    Not surprising. If health care does matter, I think we can conclude that even though low-income patients got more care they didn’t get as much care as they really needed.

  2. Joe Barnett says:

    Sounds like the way to boost the health of the poor is to increase their wealth.

  3. Larry C. says:

    Here’s an interesting question: Are low income Canadians getting more health care today then they would have received if there had never been a nationalized health care system (Medicare)?

  4. Nate says:

    I believe that NCPA studies have established that there is more heatlh care inequality in Canada than in the United States.

  5. Devon Herrick says:

    How much does health care matter? That may be a rhetorical question. But the answer is: it depends upon your wealth, your lifestyle and your genes.

  6. Linda Gorman says:

    Once again we are suppsed to believe that differences in death rates will tell us how effective modern medicine is.

    The problem is that a great deal of modern medical spending has little to do with preventing death. Instead, it is aimed at preventing, ameloriating, or curing morbidity. Even if everyone in both countries dies at 85, it makes a big difference whether they are wheelchair or housebound from 60 on because they are denied joint replacements, or cataract surgery, or portable oxygen.

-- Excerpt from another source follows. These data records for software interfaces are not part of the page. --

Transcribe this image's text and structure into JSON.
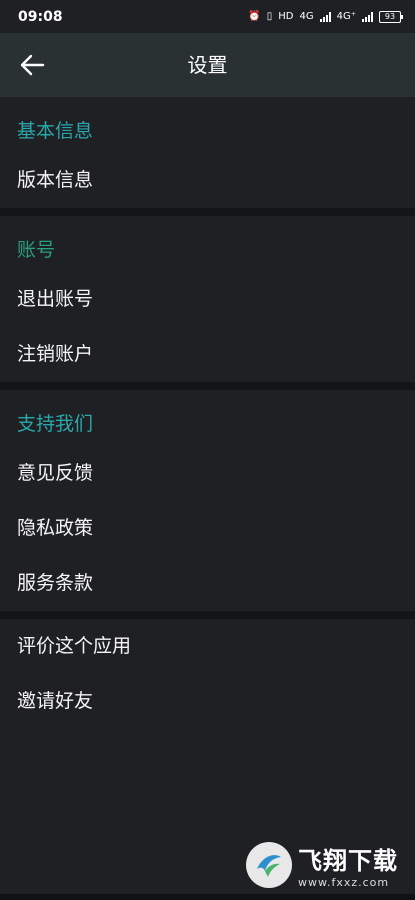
{
  "status_bar": {
    "time": "09:08",
    "network_1": "4G",
    "network_2": "4G⁺",
    "hd": "HD",
    "battery": "93"
  },
  "app_bar": {
    "title": "设置",
    "back_icon": "arrow-left-icon"
  },
  "sections": [
    {
      "header": "基本信息",
      "items": [
        "版本信息"
      ]
    },
    {
      "header": "账号",
      "items": [
        "退出账号",
        "注销账户"
      ]
    },
    {
      "header": "支持我们",
      "items": [
        "意见反馈",
        "隐私政策",
        "服务条款"
      ]
    },
    {
      "header": "",
      "items": [
        "评价这个应用",
        "邀请好友"
      ]
    }
  ],
  "watermark": {
    "cn": "飞翔下载",
    "url": "www.fxxz.com"
  },
  "colors": {
    "background": "#1f2023",
    "app_bar": "#2a3133",
    "accent_teal": "#29a8ab",
    "accent_green": "#27a082"
  }
}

    Not to mention different behavioral factors that affect health, things like substance abuse, drug use, marital status, miles driven, and the homocidal tendencies of one’s neighbors.

  7. Nate, NCPA has surveyed the literature and debunked commonly held notions of “universal” health coverage. The most compelling (IMHO) original study to which you refer is by June & David O’Neill, published as National Bureau of Economic Research (NBER) Working Paper #134290 in 2007.

    A book by Robert L. Ohsfeldt and John R. Schneider, The Business of Health: The Role of Competition, Markets, and Regulation (Washington, DC: The AEI Press, 2006) examined questions of gun violence and traffic accidents as contributors to international differences in health outcomes.

    Unfortunately, the left looks at the evidence we are discussing and concludes that the correct prescription is even more social engineering: spreading the wealth around, re-educating the masses so that they’ll behave “better”, etc.

  8. artk says:

    Well John, I always wondered why the Europeans, who spend less on health care than the US live longer. Now I know, the more you spend the less healthy you are. Maybe if we reduce our health care spending to zero we can live forever.

  9. Virginia says:

    Perhaps a wholesale shift in government spending to more education is in order?

    Although, given the state of our public schools, I am not sure that would be beneficial.